According to Reporter, Akel leader Andros Kyprianou has issued a statement following recent media reports about a super-pimped-out ride in Larnaca, a converted ambulance truck, that was also featured in a Forbes story about an Israeli former intelligence officer.
An investor and a well-known figure in the high-tech industry, Tal Dilian, was featured in the Forbes story claiming that his van and state-of-the-art spy gear could hack into smart phones, steal content, spy on people's locations, and even intercept WhatsApp messages.
The veteran then proceeded into hacking into the device for demonstration purposes and silently installing surveillance software
Dilian founded a company in Cyprus called WiSpear which sells “long range mission intelligence vehicles” such as the van shown in the video in Larnaca.
According to Dilian, a former commander of a technology unit within Israeli intelligence, the vehicle offers a wide range of capabilities such as intercepting communications and targeting profiling services, or even providing long-range WiFi hacking solutions and geotracking.
A similar surveillance vehicle was on display at a recent conference where it revealed displays of phones and their corresponding wireless networks including information whether or not the WiFi’s were locked with a password.

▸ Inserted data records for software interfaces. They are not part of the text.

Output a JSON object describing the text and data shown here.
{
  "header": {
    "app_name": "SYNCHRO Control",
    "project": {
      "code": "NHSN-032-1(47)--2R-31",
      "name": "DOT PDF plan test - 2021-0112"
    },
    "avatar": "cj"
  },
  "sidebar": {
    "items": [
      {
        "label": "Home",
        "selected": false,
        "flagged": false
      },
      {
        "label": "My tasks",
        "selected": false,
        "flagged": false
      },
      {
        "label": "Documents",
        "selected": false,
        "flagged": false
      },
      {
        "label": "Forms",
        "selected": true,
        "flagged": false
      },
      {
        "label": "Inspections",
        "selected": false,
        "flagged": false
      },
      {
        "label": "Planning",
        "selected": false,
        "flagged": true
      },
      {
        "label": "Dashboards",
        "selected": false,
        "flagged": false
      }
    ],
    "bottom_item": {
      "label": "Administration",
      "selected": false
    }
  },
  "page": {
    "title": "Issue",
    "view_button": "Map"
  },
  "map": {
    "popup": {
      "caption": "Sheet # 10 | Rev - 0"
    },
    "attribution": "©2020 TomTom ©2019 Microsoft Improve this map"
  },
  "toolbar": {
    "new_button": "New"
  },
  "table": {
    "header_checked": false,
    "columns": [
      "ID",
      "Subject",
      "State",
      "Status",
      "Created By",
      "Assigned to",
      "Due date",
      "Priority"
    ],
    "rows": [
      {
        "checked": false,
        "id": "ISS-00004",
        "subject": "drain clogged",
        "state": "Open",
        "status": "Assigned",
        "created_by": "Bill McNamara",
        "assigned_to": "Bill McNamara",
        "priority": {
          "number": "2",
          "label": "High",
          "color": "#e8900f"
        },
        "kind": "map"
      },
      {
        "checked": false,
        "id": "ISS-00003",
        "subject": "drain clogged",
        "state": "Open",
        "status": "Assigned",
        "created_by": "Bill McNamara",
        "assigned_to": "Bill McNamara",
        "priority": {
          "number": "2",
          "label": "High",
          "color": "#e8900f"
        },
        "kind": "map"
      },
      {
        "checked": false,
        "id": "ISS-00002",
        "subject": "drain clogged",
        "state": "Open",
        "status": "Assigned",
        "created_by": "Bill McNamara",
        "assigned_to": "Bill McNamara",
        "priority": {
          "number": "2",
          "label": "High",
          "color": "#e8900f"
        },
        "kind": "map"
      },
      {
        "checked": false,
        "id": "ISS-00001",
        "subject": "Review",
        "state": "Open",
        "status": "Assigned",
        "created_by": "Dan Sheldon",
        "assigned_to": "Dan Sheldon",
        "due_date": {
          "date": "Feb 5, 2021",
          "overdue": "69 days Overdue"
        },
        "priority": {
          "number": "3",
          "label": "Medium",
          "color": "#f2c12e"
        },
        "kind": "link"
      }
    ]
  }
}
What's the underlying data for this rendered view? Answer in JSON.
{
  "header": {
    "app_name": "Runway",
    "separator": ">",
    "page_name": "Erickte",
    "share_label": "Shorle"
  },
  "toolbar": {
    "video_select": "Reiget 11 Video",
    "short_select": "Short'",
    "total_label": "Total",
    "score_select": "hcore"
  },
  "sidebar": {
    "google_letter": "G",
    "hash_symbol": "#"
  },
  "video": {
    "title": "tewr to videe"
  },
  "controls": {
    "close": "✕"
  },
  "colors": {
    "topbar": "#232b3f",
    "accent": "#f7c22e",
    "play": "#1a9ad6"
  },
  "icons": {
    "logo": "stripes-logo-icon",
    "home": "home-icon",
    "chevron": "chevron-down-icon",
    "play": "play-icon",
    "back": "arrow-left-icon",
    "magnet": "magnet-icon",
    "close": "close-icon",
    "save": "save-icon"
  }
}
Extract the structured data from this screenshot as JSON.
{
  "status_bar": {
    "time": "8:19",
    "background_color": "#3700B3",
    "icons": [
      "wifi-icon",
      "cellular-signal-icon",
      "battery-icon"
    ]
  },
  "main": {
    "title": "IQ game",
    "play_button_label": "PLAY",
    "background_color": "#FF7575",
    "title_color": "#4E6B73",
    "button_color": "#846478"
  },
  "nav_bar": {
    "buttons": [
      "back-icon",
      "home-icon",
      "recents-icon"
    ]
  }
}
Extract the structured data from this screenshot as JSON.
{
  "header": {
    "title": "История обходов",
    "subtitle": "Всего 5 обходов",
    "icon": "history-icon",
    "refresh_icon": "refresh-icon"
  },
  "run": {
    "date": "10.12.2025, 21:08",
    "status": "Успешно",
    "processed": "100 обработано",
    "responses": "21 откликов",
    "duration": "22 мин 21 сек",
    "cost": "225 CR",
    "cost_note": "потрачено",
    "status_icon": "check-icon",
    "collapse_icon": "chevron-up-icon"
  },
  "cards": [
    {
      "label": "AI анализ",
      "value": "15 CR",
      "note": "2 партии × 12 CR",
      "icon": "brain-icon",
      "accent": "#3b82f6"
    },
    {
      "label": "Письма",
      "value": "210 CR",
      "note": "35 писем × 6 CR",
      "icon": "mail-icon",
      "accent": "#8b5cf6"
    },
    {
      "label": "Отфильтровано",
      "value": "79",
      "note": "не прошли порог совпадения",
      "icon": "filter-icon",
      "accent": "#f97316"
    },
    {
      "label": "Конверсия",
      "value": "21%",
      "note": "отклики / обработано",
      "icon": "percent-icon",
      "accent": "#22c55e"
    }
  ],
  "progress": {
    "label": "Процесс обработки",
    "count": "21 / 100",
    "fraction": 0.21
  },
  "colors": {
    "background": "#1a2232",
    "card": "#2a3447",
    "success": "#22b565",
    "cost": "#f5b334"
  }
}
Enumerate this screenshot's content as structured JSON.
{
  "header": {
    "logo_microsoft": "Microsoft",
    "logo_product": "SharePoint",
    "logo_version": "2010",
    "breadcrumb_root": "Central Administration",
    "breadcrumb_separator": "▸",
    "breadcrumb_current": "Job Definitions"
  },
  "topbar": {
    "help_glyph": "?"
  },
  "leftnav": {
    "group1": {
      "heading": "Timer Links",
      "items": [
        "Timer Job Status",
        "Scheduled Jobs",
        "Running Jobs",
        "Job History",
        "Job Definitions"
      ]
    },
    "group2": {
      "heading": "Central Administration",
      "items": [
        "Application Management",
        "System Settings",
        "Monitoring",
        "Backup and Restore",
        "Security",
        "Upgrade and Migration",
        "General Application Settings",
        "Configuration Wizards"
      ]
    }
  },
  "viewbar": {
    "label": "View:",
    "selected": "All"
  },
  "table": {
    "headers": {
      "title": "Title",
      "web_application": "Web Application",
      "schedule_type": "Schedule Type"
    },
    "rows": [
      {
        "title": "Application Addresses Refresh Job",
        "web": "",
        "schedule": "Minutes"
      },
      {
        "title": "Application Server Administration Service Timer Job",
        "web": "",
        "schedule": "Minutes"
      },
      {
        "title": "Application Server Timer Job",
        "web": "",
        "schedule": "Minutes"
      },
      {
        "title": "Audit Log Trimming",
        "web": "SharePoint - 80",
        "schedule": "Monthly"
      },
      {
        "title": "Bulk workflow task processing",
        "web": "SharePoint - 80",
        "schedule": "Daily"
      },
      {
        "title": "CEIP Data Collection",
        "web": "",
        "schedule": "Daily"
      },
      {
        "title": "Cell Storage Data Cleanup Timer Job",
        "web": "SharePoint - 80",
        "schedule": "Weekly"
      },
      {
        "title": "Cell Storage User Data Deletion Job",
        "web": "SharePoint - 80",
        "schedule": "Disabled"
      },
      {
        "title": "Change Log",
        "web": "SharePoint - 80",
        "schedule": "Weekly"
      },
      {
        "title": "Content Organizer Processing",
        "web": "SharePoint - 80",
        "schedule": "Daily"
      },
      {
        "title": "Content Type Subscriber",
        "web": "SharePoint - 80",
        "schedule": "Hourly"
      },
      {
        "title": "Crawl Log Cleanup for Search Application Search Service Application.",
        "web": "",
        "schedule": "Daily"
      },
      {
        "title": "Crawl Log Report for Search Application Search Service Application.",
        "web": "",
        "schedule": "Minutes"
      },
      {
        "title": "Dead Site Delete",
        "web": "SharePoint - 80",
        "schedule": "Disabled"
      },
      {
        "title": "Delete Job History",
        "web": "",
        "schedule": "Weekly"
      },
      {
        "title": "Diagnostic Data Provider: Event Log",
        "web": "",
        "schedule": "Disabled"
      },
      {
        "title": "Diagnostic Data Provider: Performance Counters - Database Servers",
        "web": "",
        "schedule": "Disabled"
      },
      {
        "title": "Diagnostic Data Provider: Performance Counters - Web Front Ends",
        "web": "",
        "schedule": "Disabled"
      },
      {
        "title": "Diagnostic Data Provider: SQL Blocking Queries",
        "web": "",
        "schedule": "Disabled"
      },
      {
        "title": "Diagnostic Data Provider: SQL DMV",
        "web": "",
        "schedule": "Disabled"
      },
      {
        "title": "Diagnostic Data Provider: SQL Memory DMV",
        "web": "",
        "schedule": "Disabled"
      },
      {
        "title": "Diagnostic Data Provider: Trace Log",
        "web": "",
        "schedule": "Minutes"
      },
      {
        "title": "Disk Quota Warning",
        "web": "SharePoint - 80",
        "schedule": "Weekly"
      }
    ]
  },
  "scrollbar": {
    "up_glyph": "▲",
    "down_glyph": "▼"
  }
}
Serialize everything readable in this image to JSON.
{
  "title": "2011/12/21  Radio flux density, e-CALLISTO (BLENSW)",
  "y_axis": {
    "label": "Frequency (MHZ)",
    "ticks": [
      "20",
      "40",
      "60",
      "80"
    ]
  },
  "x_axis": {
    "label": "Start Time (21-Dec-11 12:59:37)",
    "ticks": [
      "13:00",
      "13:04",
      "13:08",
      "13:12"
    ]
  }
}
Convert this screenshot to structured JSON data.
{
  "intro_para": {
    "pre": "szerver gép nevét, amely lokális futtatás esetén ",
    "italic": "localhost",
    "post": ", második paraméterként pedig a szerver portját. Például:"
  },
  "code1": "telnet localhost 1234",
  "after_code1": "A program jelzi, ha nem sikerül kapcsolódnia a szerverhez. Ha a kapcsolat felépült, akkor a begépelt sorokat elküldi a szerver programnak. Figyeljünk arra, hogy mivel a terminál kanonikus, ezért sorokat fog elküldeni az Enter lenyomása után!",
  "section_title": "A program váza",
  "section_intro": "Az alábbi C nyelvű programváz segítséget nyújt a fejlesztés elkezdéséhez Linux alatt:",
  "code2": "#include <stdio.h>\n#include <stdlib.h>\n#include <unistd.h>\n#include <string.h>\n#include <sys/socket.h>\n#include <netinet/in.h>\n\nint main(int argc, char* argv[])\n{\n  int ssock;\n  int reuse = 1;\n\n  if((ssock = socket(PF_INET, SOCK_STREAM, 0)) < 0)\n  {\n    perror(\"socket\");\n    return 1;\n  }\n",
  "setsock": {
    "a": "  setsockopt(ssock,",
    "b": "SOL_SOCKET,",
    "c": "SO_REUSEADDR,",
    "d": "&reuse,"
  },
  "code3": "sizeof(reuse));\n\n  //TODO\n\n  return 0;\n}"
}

In the video, two men are told to walk away some 100 metres with Dilian forcing the mock target’s Huawei phone to connect to his Wi-Fi hub. The veteran then proceeded into hacking into the device for demonstration purposes and silently installing surveillance software.
“No clicks required from the victim. Inside the vehicle, seconds after they’re sent, WhatsApp messages from the device appear on a monitor in front of Dilian,” according to Forbes.
The spy gear is primarily designed to fight terrorism and organized crime but critics also pointed out that “bad actors” could also use the powerful technology in violation of privacy laws, including governments spying on their own citizens.
One of Dilian’s companies had merged with the NSO Group, which was criticised in the aftermath of the murder of Saudi journalist Jamal Khashoggi based on information that the perpetrators used the technology to spy on their victim.
While spy companies avoided responding to criticism in the press, an NSO representative recently went on record during an interview with the 60 Minutes programme in the US, saying the company had “nothing to do with this horrible murder.”
But Kyprianou raised a number of questions in his letter, calling on the government to clarify “how and why is such a vehicle in Cyprus” and under which legislation is it operating?
The Akel leader also wondered who might have been targeted on the island by the use of the spy technology.
WiSpear provides end-to-end intelligence solutions for law enforcement and intelligence agencies, according to a company statement.
The Limassol company’s products are based on deep and extensive knowledge of WiFi and RF technologies, years of security and intelligence experience and a long track record in developing best in class WiFi sensors and surveillance systems.